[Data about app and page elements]
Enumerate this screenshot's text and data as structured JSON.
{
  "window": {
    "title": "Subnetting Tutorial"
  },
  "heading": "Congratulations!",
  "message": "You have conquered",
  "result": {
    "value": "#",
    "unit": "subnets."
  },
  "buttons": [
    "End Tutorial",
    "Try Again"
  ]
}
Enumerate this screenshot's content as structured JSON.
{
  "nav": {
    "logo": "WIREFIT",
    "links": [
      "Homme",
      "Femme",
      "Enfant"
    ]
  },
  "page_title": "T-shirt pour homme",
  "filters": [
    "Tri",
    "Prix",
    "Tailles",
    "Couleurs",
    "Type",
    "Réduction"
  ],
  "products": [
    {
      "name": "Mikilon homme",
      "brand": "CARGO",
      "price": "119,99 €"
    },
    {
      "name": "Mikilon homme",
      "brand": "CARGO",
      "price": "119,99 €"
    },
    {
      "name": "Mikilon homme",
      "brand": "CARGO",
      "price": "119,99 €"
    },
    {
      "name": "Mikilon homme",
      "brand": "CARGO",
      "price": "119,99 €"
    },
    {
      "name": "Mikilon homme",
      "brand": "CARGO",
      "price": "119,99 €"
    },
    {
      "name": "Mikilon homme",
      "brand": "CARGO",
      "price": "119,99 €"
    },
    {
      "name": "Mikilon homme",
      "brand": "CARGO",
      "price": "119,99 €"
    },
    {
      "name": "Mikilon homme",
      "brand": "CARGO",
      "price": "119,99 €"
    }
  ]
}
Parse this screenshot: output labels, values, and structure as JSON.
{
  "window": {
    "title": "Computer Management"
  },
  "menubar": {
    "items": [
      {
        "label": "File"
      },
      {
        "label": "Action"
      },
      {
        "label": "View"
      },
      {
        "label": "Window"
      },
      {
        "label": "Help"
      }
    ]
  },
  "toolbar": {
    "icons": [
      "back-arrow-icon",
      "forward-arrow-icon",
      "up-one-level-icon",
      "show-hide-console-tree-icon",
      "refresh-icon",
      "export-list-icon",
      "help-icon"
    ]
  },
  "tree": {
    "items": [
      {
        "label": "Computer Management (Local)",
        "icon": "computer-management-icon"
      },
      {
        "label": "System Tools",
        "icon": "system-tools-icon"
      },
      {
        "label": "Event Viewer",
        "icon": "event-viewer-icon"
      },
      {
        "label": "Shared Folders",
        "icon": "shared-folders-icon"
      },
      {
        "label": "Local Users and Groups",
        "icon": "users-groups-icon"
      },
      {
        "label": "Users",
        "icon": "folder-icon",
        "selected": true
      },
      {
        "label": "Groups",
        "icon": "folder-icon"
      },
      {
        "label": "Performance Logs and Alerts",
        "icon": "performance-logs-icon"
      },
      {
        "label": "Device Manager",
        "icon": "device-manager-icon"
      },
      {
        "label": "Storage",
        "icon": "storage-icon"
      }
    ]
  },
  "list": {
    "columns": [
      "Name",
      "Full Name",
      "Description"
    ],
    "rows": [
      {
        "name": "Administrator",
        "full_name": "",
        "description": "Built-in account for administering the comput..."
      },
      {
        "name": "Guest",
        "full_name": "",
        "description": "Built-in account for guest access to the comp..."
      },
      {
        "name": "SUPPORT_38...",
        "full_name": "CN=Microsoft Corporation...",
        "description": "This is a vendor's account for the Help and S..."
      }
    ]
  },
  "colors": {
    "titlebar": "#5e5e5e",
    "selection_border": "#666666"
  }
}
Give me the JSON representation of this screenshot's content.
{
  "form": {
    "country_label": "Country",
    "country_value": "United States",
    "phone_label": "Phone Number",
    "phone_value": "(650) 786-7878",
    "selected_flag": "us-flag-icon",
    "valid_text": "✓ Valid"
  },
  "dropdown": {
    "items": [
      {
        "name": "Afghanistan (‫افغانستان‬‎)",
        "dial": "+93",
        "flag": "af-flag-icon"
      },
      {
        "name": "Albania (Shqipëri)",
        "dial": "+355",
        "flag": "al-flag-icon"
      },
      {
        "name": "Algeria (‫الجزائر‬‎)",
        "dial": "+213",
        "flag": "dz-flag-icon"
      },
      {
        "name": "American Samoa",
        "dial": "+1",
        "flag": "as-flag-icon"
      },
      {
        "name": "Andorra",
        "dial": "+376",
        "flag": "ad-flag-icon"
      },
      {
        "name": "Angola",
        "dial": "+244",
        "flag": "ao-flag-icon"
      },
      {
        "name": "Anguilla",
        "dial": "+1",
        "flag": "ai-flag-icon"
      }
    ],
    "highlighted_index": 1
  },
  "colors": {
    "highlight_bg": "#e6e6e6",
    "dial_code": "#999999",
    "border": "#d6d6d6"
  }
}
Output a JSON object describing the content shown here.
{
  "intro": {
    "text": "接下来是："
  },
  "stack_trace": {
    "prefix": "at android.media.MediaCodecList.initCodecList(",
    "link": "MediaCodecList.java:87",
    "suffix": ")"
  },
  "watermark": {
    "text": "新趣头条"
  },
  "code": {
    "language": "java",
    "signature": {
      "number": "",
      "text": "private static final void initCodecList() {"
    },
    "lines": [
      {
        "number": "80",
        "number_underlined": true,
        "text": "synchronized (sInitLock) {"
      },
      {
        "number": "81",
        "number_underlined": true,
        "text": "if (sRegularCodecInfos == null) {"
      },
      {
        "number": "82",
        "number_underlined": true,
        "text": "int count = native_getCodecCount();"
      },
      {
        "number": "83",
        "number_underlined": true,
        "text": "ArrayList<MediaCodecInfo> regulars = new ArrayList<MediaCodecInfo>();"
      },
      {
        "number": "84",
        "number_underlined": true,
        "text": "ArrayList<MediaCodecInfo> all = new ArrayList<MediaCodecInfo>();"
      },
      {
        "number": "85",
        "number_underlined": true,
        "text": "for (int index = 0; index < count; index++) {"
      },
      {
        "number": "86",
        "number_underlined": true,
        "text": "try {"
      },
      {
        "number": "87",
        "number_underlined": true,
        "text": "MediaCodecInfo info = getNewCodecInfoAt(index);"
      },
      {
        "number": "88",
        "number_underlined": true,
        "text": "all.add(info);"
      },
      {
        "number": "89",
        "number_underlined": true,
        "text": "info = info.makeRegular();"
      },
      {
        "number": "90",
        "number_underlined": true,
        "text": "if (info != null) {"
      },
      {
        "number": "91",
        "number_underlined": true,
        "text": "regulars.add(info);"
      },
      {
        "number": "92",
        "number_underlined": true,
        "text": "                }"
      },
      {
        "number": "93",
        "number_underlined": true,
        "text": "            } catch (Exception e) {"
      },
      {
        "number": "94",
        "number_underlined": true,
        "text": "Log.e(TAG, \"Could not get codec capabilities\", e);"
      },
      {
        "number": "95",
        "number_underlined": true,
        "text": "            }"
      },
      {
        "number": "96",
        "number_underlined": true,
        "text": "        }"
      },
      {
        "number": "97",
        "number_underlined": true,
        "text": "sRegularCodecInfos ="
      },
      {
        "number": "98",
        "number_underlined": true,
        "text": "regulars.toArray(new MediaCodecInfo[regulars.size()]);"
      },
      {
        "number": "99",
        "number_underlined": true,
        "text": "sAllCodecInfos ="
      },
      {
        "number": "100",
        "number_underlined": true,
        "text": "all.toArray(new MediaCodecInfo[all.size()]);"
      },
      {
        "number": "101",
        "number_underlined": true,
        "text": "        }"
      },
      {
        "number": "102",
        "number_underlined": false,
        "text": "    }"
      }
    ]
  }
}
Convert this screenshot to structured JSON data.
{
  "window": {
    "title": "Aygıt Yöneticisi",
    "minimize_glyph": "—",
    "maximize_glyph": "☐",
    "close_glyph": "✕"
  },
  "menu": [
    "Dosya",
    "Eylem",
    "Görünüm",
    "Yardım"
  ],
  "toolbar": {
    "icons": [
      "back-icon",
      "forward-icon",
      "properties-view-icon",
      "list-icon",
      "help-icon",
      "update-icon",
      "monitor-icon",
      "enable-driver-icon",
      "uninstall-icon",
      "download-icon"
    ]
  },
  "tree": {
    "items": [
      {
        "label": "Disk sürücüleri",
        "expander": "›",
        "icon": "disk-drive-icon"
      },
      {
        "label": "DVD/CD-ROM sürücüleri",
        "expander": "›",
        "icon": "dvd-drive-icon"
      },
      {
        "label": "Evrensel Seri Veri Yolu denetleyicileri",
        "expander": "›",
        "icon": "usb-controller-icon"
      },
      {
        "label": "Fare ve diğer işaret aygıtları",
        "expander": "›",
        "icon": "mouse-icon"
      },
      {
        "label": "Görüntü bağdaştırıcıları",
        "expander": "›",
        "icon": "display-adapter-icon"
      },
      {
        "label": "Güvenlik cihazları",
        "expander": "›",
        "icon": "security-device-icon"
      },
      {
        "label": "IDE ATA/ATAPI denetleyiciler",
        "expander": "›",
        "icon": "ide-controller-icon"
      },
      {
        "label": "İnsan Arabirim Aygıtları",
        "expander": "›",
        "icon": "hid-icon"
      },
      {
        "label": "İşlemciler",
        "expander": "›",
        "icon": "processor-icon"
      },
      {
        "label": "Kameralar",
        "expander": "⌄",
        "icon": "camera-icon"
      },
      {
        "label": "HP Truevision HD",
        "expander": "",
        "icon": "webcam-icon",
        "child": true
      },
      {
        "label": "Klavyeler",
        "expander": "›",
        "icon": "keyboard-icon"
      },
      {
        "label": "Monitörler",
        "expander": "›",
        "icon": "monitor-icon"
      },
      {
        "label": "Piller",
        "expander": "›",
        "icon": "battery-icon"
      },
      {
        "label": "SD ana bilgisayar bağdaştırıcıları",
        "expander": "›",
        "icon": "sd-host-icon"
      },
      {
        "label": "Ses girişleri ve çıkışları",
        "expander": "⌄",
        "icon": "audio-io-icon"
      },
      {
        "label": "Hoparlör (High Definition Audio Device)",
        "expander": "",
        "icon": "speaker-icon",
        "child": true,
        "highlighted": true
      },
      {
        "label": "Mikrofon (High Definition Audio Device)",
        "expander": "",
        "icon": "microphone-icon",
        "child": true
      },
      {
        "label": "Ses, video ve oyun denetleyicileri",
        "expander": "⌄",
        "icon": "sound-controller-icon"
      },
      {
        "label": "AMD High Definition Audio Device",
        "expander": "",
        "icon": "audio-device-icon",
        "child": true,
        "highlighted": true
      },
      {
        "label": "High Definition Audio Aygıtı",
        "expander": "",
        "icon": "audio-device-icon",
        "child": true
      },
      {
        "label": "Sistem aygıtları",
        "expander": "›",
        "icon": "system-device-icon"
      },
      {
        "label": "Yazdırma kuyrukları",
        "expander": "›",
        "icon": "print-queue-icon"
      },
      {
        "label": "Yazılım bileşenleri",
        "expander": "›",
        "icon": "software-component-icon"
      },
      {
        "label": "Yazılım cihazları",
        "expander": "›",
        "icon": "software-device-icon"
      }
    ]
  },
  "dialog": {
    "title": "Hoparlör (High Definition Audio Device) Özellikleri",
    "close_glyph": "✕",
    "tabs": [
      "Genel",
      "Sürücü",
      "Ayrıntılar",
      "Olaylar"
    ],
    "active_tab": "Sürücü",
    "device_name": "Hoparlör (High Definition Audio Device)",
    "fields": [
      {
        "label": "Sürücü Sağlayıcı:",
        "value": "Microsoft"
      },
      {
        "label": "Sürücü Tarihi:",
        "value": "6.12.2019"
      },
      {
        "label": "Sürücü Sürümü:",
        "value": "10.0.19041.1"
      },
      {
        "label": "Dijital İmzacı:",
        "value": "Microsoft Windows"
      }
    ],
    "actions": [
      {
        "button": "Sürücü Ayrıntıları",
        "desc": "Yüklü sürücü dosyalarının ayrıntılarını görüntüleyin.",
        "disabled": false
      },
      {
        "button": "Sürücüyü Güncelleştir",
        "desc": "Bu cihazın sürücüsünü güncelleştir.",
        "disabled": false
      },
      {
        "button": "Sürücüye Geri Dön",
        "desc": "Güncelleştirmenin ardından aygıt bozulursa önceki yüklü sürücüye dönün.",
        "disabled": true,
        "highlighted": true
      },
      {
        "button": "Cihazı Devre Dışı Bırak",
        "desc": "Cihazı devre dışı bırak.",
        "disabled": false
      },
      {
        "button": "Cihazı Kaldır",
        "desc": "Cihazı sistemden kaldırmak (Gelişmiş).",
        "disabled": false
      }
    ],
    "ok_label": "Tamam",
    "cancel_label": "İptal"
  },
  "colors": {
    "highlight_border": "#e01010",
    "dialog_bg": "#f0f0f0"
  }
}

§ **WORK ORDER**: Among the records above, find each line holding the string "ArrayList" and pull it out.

§ **SOLVED PROBLEM**:
        "text": "ArrayList<MediaCodecInfo> regulars = new ArrayList<MediaCodecInfo>();"
        "text": "ArrayList<MediaCodecInfo> all = new ArrayList<MediaCodecInfo>();"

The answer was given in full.